Plenty of tourists visit Sant'Andrea al Quinnale. They go to see what I like to think of as the great Baroque dance-off: two rival architects, two masterful jewel-like churches, and two wildly different styles just a few blocks apart. Bernini pops and locks here at Sant’Andrea while Borromini vogues at San Carlo alle Quattro Fontane. Taken together, they make an amazing architectural and artistic experience.
But a lot of people who visit Sant'Andrea for the architecture miss the best part. Sure they all get to see the gilded dome and the marble putti poking their little heads out, but they miss the rooms of St. Stanislaus Kostka, accessible up a staircase to the right if there’s a sacristan on duty.
The life-sized marble effigy of St. Stanislaus can catch you off guard when you walk in. The rooms, while still Baroque, are softer and more personal, especially if you compare them to the church downstairs. This makes the sculpture even more shocking. Stanislaus is depicted as a young Jesuit novice of 18, moments away from death. He died after coming down with a fever and you can almost see the sweat beading up on the stone. The bilious colors of marble are typical of polychrome funerary work in Rome- they’re purposefully sickly and unsettling. Sometimes this particular pose is called trepasso, literally the Italian word for transition. It shows a moment of ecstasy between life and death. It was a favorite of Bernini’s so it’s fitting that this example by Le Gros wound up in his best church.
Since there’s no barrier around the piece, you really get the sense that you’re in the room with the saint and you can examine the sculpture closely. In one hand he holds a small, framed image of the Virgin Mary, in the other a real rosary. Above his head you can see where the painting’s frame has been curiously notched out to accommodate the sculpture which was installed first.
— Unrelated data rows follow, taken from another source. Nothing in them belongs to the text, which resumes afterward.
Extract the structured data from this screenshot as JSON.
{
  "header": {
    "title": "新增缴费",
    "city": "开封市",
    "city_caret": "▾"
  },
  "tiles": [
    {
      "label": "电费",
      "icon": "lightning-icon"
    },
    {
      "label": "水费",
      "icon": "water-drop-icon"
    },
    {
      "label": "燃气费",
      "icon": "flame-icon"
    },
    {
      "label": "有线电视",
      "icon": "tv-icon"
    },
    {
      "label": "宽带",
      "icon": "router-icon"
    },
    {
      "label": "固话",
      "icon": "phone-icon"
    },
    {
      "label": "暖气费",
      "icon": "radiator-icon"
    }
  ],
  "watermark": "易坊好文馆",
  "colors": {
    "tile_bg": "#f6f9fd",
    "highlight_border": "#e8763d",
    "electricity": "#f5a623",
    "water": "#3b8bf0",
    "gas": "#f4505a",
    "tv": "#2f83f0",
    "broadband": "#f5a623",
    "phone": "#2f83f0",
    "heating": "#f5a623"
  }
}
Some of his relics and belongings are displayed in a case to the left. It’s one of those rooms that’s so intimate, you feel the need to tiptoe even if there’s no one else there.
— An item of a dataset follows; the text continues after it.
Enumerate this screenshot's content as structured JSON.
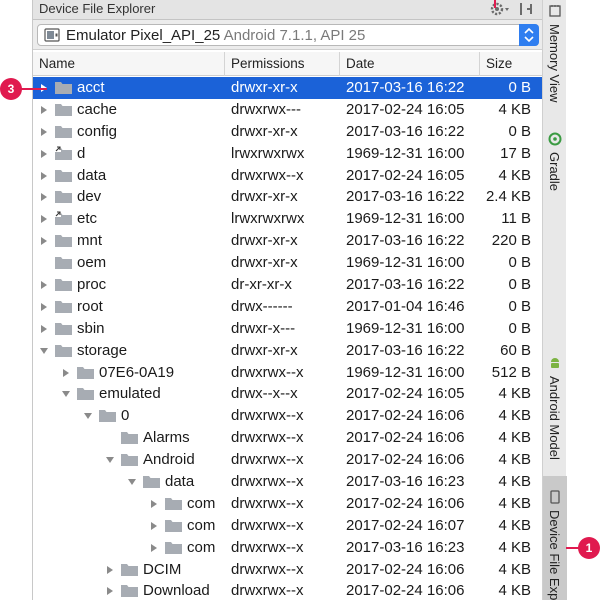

Downstairs you can see his relics in a lapis urn, similar to the ones used by fellow Jesuits at Il Gesu.